(Entries from a dataset of interfaces)

_ _ _ _ _ _ _

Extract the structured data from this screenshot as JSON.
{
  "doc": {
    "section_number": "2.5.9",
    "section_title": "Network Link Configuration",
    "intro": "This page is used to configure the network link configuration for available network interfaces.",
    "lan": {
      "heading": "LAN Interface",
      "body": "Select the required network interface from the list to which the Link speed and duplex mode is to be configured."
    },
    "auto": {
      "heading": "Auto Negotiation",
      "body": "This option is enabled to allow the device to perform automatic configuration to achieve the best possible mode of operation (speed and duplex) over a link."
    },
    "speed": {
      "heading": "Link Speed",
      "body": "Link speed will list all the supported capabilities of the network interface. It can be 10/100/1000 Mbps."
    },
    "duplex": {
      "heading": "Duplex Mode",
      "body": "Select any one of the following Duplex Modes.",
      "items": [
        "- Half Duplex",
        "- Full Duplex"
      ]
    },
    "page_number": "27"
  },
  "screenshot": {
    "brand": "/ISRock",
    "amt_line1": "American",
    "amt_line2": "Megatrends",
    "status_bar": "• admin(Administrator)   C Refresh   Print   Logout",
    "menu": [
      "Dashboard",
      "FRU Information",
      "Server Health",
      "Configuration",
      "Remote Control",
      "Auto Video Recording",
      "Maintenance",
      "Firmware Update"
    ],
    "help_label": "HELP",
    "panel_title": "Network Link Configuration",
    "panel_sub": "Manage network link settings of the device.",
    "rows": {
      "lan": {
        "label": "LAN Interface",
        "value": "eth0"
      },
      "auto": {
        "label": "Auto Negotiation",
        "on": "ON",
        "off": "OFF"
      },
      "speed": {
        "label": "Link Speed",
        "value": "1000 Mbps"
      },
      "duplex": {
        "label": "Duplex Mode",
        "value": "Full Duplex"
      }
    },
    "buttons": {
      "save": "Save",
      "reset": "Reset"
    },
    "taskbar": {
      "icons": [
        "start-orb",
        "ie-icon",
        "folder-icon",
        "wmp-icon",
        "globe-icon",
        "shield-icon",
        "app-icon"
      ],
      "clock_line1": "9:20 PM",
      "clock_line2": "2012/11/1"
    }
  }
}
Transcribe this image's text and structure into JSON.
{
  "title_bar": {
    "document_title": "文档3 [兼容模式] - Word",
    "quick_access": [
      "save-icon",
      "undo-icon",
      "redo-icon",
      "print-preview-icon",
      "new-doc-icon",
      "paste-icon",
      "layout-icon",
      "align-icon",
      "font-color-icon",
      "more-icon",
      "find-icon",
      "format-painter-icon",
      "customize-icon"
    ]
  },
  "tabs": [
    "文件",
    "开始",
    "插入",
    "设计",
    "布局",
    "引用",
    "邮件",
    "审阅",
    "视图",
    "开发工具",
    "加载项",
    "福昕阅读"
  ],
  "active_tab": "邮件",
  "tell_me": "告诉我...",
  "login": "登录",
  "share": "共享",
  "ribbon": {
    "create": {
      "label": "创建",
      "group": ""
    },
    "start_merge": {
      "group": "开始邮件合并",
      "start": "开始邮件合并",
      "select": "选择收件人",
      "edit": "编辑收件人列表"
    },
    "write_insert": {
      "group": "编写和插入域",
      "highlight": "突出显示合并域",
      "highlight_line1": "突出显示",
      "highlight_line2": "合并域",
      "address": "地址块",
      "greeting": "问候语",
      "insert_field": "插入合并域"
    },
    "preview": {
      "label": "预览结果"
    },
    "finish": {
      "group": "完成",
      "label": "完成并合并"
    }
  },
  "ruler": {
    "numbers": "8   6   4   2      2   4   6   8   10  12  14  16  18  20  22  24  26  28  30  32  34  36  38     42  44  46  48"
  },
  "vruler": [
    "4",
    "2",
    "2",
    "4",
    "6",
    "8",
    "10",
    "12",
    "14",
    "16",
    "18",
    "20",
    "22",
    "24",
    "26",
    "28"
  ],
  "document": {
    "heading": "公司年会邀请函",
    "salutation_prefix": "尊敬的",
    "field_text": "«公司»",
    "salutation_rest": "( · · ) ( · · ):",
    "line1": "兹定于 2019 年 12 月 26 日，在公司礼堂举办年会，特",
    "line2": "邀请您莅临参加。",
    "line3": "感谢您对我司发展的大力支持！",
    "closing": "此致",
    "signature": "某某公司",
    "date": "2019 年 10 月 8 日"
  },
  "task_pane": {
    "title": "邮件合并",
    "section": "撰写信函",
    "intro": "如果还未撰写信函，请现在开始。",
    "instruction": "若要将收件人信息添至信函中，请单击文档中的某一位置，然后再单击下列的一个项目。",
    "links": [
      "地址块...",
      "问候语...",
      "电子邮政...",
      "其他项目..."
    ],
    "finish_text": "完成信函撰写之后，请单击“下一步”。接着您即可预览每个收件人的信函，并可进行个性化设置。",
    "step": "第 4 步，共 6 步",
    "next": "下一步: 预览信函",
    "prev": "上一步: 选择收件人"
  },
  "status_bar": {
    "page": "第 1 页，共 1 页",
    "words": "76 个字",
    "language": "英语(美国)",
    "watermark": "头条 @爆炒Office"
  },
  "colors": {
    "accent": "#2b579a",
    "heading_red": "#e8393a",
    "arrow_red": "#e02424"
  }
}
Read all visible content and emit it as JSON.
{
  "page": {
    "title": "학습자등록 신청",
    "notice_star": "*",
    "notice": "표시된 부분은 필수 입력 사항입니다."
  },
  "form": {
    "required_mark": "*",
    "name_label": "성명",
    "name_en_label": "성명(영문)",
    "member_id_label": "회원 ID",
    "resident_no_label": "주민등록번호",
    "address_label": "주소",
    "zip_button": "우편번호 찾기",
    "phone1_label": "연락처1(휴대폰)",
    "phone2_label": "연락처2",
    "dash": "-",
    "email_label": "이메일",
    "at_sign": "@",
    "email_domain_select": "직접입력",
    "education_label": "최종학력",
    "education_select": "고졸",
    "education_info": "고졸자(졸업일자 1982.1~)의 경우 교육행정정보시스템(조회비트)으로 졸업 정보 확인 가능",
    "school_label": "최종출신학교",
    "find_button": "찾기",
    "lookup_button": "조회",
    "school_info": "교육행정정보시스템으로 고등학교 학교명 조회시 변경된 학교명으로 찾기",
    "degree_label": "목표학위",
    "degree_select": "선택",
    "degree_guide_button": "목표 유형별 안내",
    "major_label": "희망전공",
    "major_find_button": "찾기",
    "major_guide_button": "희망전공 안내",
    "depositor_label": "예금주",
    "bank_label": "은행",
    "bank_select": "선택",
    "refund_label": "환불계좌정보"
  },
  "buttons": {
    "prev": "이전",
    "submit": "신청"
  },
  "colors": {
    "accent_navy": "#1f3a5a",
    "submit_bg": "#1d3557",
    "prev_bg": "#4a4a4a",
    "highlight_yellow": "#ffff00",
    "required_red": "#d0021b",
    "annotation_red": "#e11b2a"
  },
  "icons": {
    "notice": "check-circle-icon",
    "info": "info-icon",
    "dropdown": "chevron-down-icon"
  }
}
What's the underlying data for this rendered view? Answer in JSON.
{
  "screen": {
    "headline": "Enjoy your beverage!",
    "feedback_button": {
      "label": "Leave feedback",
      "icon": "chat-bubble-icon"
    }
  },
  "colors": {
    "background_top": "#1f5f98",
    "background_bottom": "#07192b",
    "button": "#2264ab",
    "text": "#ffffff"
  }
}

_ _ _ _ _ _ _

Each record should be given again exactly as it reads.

• [The answer]
Extract the structured data from this screenshot as JSON.
{
  "doc": {
    "section_number": "2.5.9",
    "section_title": "Network Link Configuration",
    "intro": "This page is used to configure the network link configuration for available network interfaces.",
    "lan": {
      "heading": "LAN Interface",
      "body": "Select the required network interface from the list to which the Link speed and duplex mode is to be configured."
    },
    "auto": {
      "heading": "Auto Negotiation",
      "body": "This option is enabled to allow the device to perform automatic configuration to achieve the best possible mode of operation (speed and duplex) over a link."
    },
    "speed": {
      "heading": "Link Speed",
      "body": "Link speed will list all the supported capabilities of the network interface. It can be 10/100/1000 Mbps."
    },
    "duplex": {
      "heading": "Duplex Mode",
      "body": "Select any one of the following Duplex Modes.",
      "items": [
        "- Half Duplex",
        "- Full Duplex"
      ]
    },
    "page_number": "27"
  },
  "screenshot": {
    "brand": "/ISRock",
    "amt_line1": "American",
    "amt_line2": "Megatrends",
    "status_bar": "• admin(Administrator)   C Refresh   Print   Logout",
    "menu": [
      "Dashboard",
      "FRU Information",
      "Server Health",
      "Configuration",
      "Remote Control",
      "Auto Video Recording",
      "Maintenance",
      "Firmware Update"
    ],
    "help_label": "HELP",
    "panel_title": "Network Link Configuration",
    "panel_sub": "Manage network link settings of the device.",
    "rows": {
      "lan": {
        "label": "LAN Interface",
        "value": "eth0"
      },
      "auto": {
        "label": "Auto Negotiation",
        "on": "ON",
        "off": "OFF"
      },
      "speed": {
        "label": "Link Speed",
        "value": "1000 Mbps"
      },
      "duplex": {
        "label": "Duplex Mode",
        "value": "Full Duplex"
      }
    },
    "buttons": {
      "save": "Save",
      "reset": "Reset"
    },
    "taskbar": {
      "icons": [
        "start-orb",
        "ie-icon",
        "folder-icon",
        "wmp-icon",
        "globe-icon",
        "shield-icon",
        "app-icon"
      ],
      "clock_line1": "9:20 PM",
      "clock_line2": "2012/11/1"
    }
  }
}
Transcribe this image's text and structure into JSON.
{
  "title_bar": {
    "document_title": "文档3 [兼容模式] - Word",
    "quick_access": [
      "save-icon",
      "undo-icon",
      "redo-icon",
      "print-preview-icon",
      "new-doc-icon",
      "paste-icon",
      "layout-icon",
      "align-icon",
      "font-color-icon",
      "more-icon",
      "find-icon",
      "format-painter-icon",
      "customize-icon"
    ]
  },
  "tabs": [
    "文件",
    "开始",
    "插入",
    "设计",
    "布局",
    "引用",
    "邮件",
    "审阅",
    "视图",
    "开发工具",
    "加载项",
    "福昕阅读"
  ],
  "active_tab": "邮件",
  "tell_me": "告诉我...",
  "login": "登录",
  "share": "共享",
  "ribbon": {
    "create": {
      "label": "创建",
      "group": ""
    },
    "start_merge": {
      "group": "开始邮件合并",
      "start": "开始邮件合并",
      "select": "选择收件人",
      "edit": "编辑收件人列表"
    },
    "write_insert": {
      "group": "编写和插入域",
      "highlight": "突出显示合并域",
      "highlight_line1": "突出显示",
      "highlight_line2": "合并域",
      "address": "地址块",
      "greeting": "问候语",
      "insert_field": "插入合并域"
    },
    "preview": {
      "label": "预览结果"
    },
    "finish": {
      "group": "完成",
      "label": "完成并合并"
    }
  },
  "ruler": {
    "numbers": "8   6   4   2      2   4   6   8   10  12  14  16  18  20  22  24  26  28  30  32  34  36  38     42  44  46  48"
  },
  "vruler": [
    "4",
    "2",
    "2",
    "4",
    "6",
    "8",
    "10",
    "12",
    "14",
    "16",
    "18",
    "20",
    "22",
    "24",
    "26",
    "28"
  ],
  "document": {
    "heading": "公司年会邀请函",
    "salutation_prefix": "尊敬的",
    "field_text": "«公司»",
    "salutation_rest": "( · · ) ( · · ):",
    "line1": "兹定于 2019 年 12 月 26 日，在公司礼堂举办年会，特",
    "line2": "邀请您莅临参加。",
    "line3": "感谢您对我司发展的大力支持！",
    "closing": "此致",
    "signature": "某某公司",
    "date": "2019 年 10 月 8 日"
  },
  "task_pane": {
    "title": "邮件合并",
    "section": "撰写信函",
    "intro": "如果还未撰写信函，请现在开始。",
    "instruction": "若要将收件人信息添至信函中，请单击文档中的某一位置，然后再单击下列的一个项目。",
    "links": [
      "地址块...",
      "问候语...",
      "电子邮政...",
      "其他项目..."
    ],
    "finish_text": "完成信函撰写之后，请单击“下一步”。接着您即可预览每个收件人的信函，并可进行个性化设置。",
    "step": "第 4 步，共 6 步",
    "next": "下一步: 预览信函",
    "prev": "上一步: 选择收件人"
  },
  "status_bar": {
    "page": "第 1 页，共 1 页",
    "words": "76 个字",
    "language": "英语(美国)",
    "watermark": "头条 @爆炒Office"
  },
  "colors": {
    "accent": "#2b579a",
    "heading_red": "#e8393a",
    "arrow_red": "#e02424"
  }
}
Read all visible content and emit it as JSON.
{
  "page": {
    "title": "학습자등록 신청",
    "notice_star": "*",
    "notice": "표시된 부분은 필수 입력 사항입니다."
  },
  "form": {
    "required_mark": "*",
    "name_label": "성명",
    "name_en_label": "성명(영문)",
    "member_id_label": "회원 ID",
    "resident_no_label": "주민등록번호",
    "address_label": "주소",
    "zip_button": "우편번호 찾기",
    "phone1_label": "연락처1(휴대폰)",
    "phone2_label": "연락처2",
    "dash": "-",
    "email_label": "이메일",
    "at_sign": "@",
    "email_domain_select": "직접입력",
    "education_label": "최종학력",
    "education_select": "고졸",
    "education_info": "고졸자(졸업일자 1982.1~)의 경우 교육행정정보시스템(조회비트)으로 졸업 정보 확인 가능",
    "school_label": "최종출신학교",
    "find_button": "찾기",
    "lookup_button": "조회",
    "school_info": "교육행정정보시스템으로 고등학교 학교명 조회시 변경된 학교명으로 찾기",
    "degree_label": "목표학위",
    "degree_select": "선택",
    "degree_guide_button": "목표 유형별 안내",
    "major_label": "희망전공",
    "major_find_button": "찾기",
    "major_guide_button": "희망전공 안내",
    "depositor_label": "예금주",
    "bank_label": "은행",
    "bank_select": "선택",
    "refund_label": "환불계좌정보"
  },
  "buttons": {
    "prev": "이전",
    "submit": "신청"
  },
  "colors": {
    "accent_navy": "#1f3a5a",
    "submit_bg": "#1d3557",
    "prev_bg": "#4a4a4a",
    "highlight_yellow": "#ffff00",
    "required_red": "#d0021b",
    "annotation_red": "#e11b2a"
  },
  "icons": {
    "notice": "check-circle-icon",
    "info": "info-icon",
    "dropdown": "chevron-down-icon"
  }
}
What's the underlying data for this rendered view? Answer in JSON.
{
  "screen": {
    "headline": "Enjoy your beverage!",
    "feedback_button": {
      "label": "Leave feedback",
      "icon": "chat-bubble-icon"
    }
  },
  "colors": {
    "background_top": "#1f5f98",
    "background_bottom": "#07192b",
    "button": "#2264ab",
    "text": "#ffffff"
  }
}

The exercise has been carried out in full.